**What the task asks:** Pick out each line of the records that includes the string "Солнца", and copy it.

**Input data:**

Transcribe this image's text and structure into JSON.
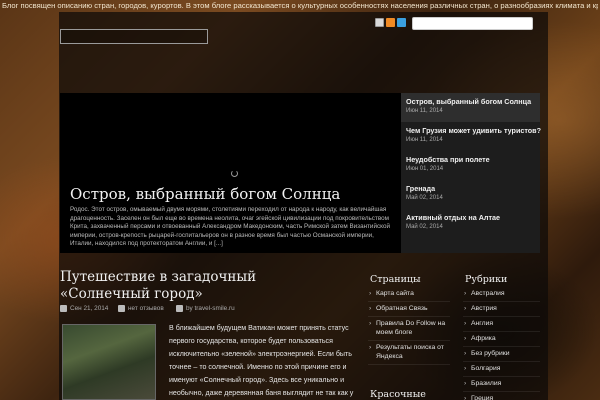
{
  "tagline": "Блог посвящен описанию стран, городов, курортов. В этом блоге рассказывается о культурных особенностях населения различных стран, о разнообразиях климата и красотах мира",
  "search": {
    "placeholder": ""
  },
  "social_icons": [
    "mail-icon",
    "rss-icon",
    "twitter-icon"
  ],
  "slider": {
    "title": "Остров, выбранный богом Солнца",
    "text": "Родос. Этот остров, омываемый двумя морями, столетиями переходил от народа к народу, как величайшая драгоценность. Заселен он был еще во времена неолита, очаг эгейской цивилизации под покровительством Крита, захваченный персами и отвоеванный Александром Македонским, часть Римской затем Византийской империи, остров-крепость рыцарей-госпитальеров он в разное время был частью Османской империи, Италии, находился под протекторатом Англии, и [...]",
    "items": [
      {
        "title": "Остров, выбранный богом Солнца",
        "date": "Июн 11, 2014"
      },
      {
        "title": "Чем Грузия может удивить туристов?",
        "date": "Июн 11, 2014"
      },
      {
        "title": "Неудобства при полете",
        "date": "Июн 01, 2014"
      },
      {
        "title": "Гренада",
        "date": "Май 02, 2014"
      },
      {
        "title": "Активный отдых на Алтае",
        "date": "Май 02, 2014"
      }
    ]
  },
  "post": {
    "title": "Путешествие в загадочный «Солнечный город»",
    "date": "Сен 21, 2014",
    "comments": "нет отзывов",
    "author": "by travel-smile.ru",
    "text": "В ближайшем будущем Ватикан может принять статус первого государства, которое будет пользоваться исключительно «зеленой» электроэнергией. Если быть точнее – то солнечной. Именно по этой причине его и именуют «Солнечный город». Здесь все уникально и необычно, даже деревянная баня выглядит не так как у нас, а поинему. В чем уникальность Ватикана как"
  },
  "pages_widget": {
    "title": "Страницы",
    "items": [
      "Карта сайта",
      "Обратная Связь",
      "Правила Do Follow на моем блоге",
      "Результаты поиска от Яндекса"
    ]
  },
  "second_widget": {
    "title": "Красочные"
  },
  "rubrics_widget": {
    "title": "Рубрики",
    "items": [
      "Австралия",
      "Австрия",
      "Англия",
      "Африка",
      "Без рубрики",
      "Болгария",
      "Бразилия",
      "Греция"
    ]
  }
}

**Written answer:**
    "title": "Остров, выбранный богом Солнца",
        "title": "Остров, выбранный богом Солнца",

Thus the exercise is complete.